It’s becoming impossible to remain relevant without an online presence. If a customer searches your business and cannot find you online, they will be likely to assume your business no longer exists.
An online presence makes it easy for past, current, and potential customers to find and contact you. Luckily, it’s free to do something as simple as setting up a Facebook page for your business. As long as you make sure you keep all the information update you’re good to go.
This also provides a space for your reviews and references, and you can interact with your client base.
As your business grows you can look more into social media marketing and niche websites like Care, Taskrabbit, and Handy to expand your clientele.
Know your budget.
Figure out how much you will need to spend on these things regularly, and don’t blow through your funds.
- Transportation—The cost of transportation will be on your shoulders, so make sure you can cover it.
- Supplies—As you grow you can save money by buying in bulk, but when you start make sure you have enough supplies to handle the services you offer and the number of clients you have.

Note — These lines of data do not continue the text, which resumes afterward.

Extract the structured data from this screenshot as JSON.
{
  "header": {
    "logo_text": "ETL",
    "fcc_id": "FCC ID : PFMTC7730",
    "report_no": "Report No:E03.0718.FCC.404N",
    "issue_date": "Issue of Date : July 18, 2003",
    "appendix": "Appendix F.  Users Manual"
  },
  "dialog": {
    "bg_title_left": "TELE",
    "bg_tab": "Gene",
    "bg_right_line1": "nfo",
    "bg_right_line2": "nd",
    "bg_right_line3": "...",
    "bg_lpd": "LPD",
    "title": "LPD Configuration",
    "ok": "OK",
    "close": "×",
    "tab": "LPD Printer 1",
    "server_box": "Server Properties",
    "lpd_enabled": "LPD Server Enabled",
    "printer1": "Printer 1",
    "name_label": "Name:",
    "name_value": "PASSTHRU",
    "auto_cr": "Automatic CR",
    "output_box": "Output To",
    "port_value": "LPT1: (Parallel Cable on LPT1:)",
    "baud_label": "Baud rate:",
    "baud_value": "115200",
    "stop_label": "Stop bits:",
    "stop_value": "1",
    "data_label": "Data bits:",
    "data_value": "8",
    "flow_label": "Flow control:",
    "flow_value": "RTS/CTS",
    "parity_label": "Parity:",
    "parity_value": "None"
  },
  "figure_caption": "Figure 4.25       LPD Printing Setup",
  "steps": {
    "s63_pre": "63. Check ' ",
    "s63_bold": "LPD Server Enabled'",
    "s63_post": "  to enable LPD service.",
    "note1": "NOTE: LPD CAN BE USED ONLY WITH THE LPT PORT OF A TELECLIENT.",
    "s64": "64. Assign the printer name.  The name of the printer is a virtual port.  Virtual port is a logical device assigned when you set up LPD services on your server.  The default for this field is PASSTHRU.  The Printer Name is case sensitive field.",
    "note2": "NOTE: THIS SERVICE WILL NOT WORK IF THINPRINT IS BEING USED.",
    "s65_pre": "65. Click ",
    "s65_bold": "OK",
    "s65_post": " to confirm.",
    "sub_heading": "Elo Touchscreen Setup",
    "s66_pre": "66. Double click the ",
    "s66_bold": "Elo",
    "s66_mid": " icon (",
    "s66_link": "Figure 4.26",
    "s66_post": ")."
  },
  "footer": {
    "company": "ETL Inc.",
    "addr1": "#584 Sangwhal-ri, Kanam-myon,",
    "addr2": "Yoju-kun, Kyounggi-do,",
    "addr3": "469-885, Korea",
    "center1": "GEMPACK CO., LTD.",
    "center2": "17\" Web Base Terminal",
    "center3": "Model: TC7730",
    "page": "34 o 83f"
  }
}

Keep in mind that it isn’t uncommon for clients to request you use the products they provide.
- Equipment—Equipment is not a regular cost, but you should be able to replace your equipment if it breaks. Set aside funds to ensure that you can cover the cost of replacing items essential to the services you offer.
When you’re running your own business it is important to put some of your money back into it. By starting with a budget you already know how much of your profit needs to be reinvested.
Register your business.
The legalities of starting and running a business depend on where you live, but we can go over a few basic things here.
To protect yourself you should register your business. There are two different ways you can do this.
- A sole proprietorship (or partnership) is an easy choice to formalize your business and a good choice for residential work. In most cases, you will just need to file paperwork with your county or state that says you are doing business under your name or business name.
- A limited liability corporation (LLC) reduces your liability for your business. While there is more required of LLCs, running your business as one keeps your assets separate from your business and often gives it more credibility.
Keep in mind that this is a basic overview of these two options. You will need to do your research to determine which avenue fits your business better and figure out how to file the necessary paperwork in your location.
Check out our tips on registering your business HERE.
Know when to invest and expand.
Even when you’re starting you need to be able to identify the growing pains of your business. Keep an eye out for these indicators that it’s time to expand your business:
- There is a demand for it, whether that be customers asking for more services or more people requesting your services.
- Your profits are regular and increasing. Look at your net income. When this is consistent and increasing it is time to make that money grow.
- You have a system that works. If you’ve established a replicable process of doing things it will be easier to teach others.
If you’re starting a cleaning business we already know you have an instinct for the opportunity, so keep your eyes peeled for these indicators that it’s time to grow.
How can I keep my starting costs low?
Start by offering what you already have and know. You can use cleaning supplies that you already have at home to turn a quick profit.
How do I get new customers without underpricing myself?
Offer the initial service at a discounted rate. Make sure your new customers understand that this is an introductory rate. They will be happy to save a bit of cash, and you’ll walk in ready to show them that you’re worth the full amount.
Do I need a website to start?
Not. Plenty of businesses have great results off social media alone. As you grow you may want to create a website specifically for your business, but it is by no means necessary.
Please note: This blog post is for educational purposes only and does not constitute legal advice. Please consult a legal expert to address your specific needs.
To learn more on how to start your own cleaning business check out my startup documents and course here.